On IRC – and other online communities – it is common to use a “pastebin” service to share snippets of code, logs, and other material, rather than pasting them directly into a conversation. These services will typically return a URL that you can share with others so that they can see the content in their browser.

One of my favorite pastebin services is termbin.com, because it works from the command line using tools you probably already have installed. Termbin runs the fiche service, which listens for TCP connections on port 9999, reads any content that you provide, and then returns a URL. For example, if I wanted to share my iptables configuration with someone I could just run:

$ iptables-save | nc termbin.com 9999

Visiting http://termbin.com/gjfp would show the output of that command.

It’s very convenient, but I found myself wondering: would it be possible to configure things such that a service like fiche could listen on any port?

I started by looking into raw sockets, but that turned out to be a terrible idea. The solution was actually much simpler: use an iptables REDIRECT rule to take all traffic to a given ip address and redirect it to the fiche service. This requires that you have a spare ip address to dedicate to this service, but it is otherwise very easy.

First, we start the fiche service:

$ ./fiche
[Fiche][STATUS] Starting fiche on Tue Feb 27 11:53:01 2018...
[Fiche][STATUS] Domain set to: http://example.com.
[Fiche][STATUS] Server started listening on port: 9999.

And we add an additional address to one of our network interfaces. I’m adding to eth0 on my local system:

$ sudo ip addr add dev eth0

Next, we create two firewall rules:

  • One in the nat PREROUTING table, which will intercept traffic from external systems:

      $ sudo iptables -t nat -A PREROUTING -p tcp -d -j REDIRECT --to-ports 9999
  • One in the nat OUTPUT table, which will intercept any locally generated traffic:

      $ sudo iptables -t nat -A OUTPUT -p tcp -d -j REDIRECT --to-ports 9999

These two rules will intercept any traffic – on any port – to and redirect it to the fiche service.

For example, using no port (nc on my system defaults to port 0):

$ echo hello | nc

And any other port works as well:

$ echo hello | nc 10

$ echo hello | nc 80

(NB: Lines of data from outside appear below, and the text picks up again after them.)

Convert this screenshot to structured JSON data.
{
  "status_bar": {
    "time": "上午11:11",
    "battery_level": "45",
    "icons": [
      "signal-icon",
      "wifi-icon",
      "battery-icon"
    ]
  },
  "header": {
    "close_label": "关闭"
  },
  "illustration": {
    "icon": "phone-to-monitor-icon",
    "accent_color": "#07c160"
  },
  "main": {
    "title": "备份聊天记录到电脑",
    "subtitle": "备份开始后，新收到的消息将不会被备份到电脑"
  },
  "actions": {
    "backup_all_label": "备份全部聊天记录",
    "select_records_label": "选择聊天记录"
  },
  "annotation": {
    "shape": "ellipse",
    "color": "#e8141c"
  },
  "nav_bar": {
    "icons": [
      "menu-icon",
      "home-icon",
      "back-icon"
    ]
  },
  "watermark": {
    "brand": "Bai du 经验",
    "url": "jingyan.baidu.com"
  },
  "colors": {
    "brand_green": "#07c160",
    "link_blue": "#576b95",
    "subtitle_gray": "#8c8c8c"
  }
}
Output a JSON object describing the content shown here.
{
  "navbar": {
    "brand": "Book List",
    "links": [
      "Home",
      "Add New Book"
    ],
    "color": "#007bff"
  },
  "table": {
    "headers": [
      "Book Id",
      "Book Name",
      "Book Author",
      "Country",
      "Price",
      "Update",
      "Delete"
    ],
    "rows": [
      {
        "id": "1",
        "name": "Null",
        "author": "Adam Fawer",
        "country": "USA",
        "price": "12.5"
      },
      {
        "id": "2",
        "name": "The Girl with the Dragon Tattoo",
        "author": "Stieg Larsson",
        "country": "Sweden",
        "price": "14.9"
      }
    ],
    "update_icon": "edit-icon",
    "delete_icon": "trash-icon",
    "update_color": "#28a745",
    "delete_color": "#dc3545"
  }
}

This solution will work with any TCP service. The service will need to be listening on INADDR_ANY (, because the REDIRECT rule rewrites the destination address to “the primary address of the incoming interface”.